Yet she says she wouldn't have missed it for the world. So why does she do it? Beka's relationship with Dylan is extremely complicated, deep and intense. He's partly an ideal father-protector, partly a dream date who's too good to be true (Arthur to her Guinivere, as she suggested once), partly a friendly competitor who inspires her to strive for the best within her, partly an idealist whose peaceful fantasies are so extreme that she can't even admit she might harbor the same hopes for their galaxy. Dylan tries to pretend that Beka's someone he lucked across who has turned out to be a good pilot and a decent backup officer, but in "Its Hour Come Round At Last" he is forced to think about her as his partner, someone who could restore the Commonwealth in his absence -- and he seems to believe she's up to the task, at least as much as he is.
The tension between them is never completely going to dissipate because their goals and attitudes are so different. But that's probably going to keep feeding their mutual fascination rather than destroying it. Part of me hopes that they sort their feelings out before they become explosive, while another part of me thinks that an explosion would be better than trying to play it boring and safe. I am resisting the temptation to compare Hunt and Valentine to Janeway and Chakotay from the ancient days of Voyager because of how badly that relationship ended up -- not just the romantic potential, but the potential fireworks about command styles, the seeds of political dissent, the professional disagreements we should have seen far more often. Whether or not either one will admit it, Dylan and Beka met as equals and for the most part have managed to remain so. It's really sexy to watch a couple like that, particularly when they also have potent personal chemistry.
Rev Bem finally gives in to temptation and lets his dark side out -- oh, he manages not to eat or infest any of his crewmates as Bloodmist suggests, but he drops his Wayist symbols and follows his people to meet their demonic leader. We still don't know much about his background, how he came to the decision to become a Wayist and what Magog atrocities he witnessed that fed into that decision, so it's hard to predict how he will react when he meets the dark divinity of Bloodmist, who's certain to be a disappointment but that might not matter if Rev Bem has been secretly looking for an excuse to leave The Way and follow his most base instincts.
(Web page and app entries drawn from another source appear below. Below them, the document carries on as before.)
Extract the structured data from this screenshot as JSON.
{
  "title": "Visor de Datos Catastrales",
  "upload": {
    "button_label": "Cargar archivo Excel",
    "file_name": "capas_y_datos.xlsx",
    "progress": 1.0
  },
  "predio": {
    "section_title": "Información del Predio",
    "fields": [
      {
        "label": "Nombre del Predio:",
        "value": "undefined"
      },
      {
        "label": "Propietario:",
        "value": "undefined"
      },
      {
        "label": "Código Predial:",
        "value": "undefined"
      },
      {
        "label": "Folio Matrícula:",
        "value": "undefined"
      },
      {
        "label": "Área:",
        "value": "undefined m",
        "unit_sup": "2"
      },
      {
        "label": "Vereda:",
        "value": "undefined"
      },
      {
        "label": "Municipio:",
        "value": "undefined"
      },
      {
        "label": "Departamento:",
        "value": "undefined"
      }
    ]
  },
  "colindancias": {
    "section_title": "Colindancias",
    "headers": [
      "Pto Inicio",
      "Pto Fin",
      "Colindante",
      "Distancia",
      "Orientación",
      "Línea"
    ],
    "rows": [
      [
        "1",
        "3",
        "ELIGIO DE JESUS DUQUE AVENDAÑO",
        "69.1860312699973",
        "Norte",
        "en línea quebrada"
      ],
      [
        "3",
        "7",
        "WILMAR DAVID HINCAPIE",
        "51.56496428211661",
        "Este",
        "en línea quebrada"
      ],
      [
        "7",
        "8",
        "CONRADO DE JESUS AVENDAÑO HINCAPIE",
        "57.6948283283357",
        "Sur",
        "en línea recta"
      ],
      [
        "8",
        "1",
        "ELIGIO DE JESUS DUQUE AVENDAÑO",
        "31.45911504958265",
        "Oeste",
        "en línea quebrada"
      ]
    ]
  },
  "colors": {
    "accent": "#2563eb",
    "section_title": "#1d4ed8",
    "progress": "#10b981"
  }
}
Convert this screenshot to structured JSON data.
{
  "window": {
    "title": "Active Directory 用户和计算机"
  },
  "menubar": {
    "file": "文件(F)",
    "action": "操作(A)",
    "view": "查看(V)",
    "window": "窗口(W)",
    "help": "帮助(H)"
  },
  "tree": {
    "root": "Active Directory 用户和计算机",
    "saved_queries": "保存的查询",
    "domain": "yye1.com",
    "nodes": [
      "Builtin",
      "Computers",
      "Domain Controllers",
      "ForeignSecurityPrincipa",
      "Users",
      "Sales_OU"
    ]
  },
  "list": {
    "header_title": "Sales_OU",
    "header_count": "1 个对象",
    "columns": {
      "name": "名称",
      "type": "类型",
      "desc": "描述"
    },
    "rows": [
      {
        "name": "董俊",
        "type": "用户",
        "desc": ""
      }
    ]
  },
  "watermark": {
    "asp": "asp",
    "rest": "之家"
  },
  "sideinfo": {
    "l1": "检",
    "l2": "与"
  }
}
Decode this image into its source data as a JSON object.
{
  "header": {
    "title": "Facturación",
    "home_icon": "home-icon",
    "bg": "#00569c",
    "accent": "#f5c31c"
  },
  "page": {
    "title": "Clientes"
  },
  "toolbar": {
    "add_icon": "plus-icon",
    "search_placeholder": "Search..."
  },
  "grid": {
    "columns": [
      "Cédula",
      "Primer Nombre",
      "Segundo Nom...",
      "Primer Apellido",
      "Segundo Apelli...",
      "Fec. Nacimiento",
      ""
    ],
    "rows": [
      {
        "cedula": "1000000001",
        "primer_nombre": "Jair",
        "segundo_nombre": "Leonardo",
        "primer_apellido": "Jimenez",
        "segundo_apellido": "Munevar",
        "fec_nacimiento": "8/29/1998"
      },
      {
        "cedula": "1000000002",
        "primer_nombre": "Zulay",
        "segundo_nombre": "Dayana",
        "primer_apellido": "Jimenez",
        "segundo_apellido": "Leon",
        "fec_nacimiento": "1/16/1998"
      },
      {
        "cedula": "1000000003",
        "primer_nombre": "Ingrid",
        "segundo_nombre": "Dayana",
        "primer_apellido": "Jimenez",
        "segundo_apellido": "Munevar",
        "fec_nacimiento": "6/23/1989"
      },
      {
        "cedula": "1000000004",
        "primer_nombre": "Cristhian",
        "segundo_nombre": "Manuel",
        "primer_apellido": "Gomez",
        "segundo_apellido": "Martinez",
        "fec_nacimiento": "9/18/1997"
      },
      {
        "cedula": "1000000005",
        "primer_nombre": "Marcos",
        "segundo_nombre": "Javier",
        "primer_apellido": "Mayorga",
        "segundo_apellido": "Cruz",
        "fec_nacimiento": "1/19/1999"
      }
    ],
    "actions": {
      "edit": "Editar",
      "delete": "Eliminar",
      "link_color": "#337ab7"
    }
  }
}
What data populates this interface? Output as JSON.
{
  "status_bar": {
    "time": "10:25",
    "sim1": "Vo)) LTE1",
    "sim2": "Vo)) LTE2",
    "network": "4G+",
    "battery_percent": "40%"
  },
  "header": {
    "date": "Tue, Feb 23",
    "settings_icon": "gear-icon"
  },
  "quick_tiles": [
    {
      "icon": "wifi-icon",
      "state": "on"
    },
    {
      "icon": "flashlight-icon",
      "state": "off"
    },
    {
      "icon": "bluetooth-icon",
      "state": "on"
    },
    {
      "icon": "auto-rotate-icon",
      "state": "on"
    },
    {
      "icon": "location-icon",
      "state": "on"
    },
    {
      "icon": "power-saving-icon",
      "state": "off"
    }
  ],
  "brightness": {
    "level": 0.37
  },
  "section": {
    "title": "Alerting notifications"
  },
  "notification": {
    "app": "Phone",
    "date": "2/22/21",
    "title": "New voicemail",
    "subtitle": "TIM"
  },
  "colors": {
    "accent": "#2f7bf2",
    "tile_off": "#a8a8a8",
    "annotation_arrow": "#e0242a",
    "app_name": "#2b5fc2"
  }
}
How does a Commonwealth charter or a Prime Directive work around a species whose only means of reproduction entails slaughtering others? There's nothing like Magog in Star Trek's sanitized universe, and Andromeda's obviously failed utterly to deal with them the first time around. Perhaps only a Magog can change the Magog, but at the moment, Rev Bem doesn't appear to want the job.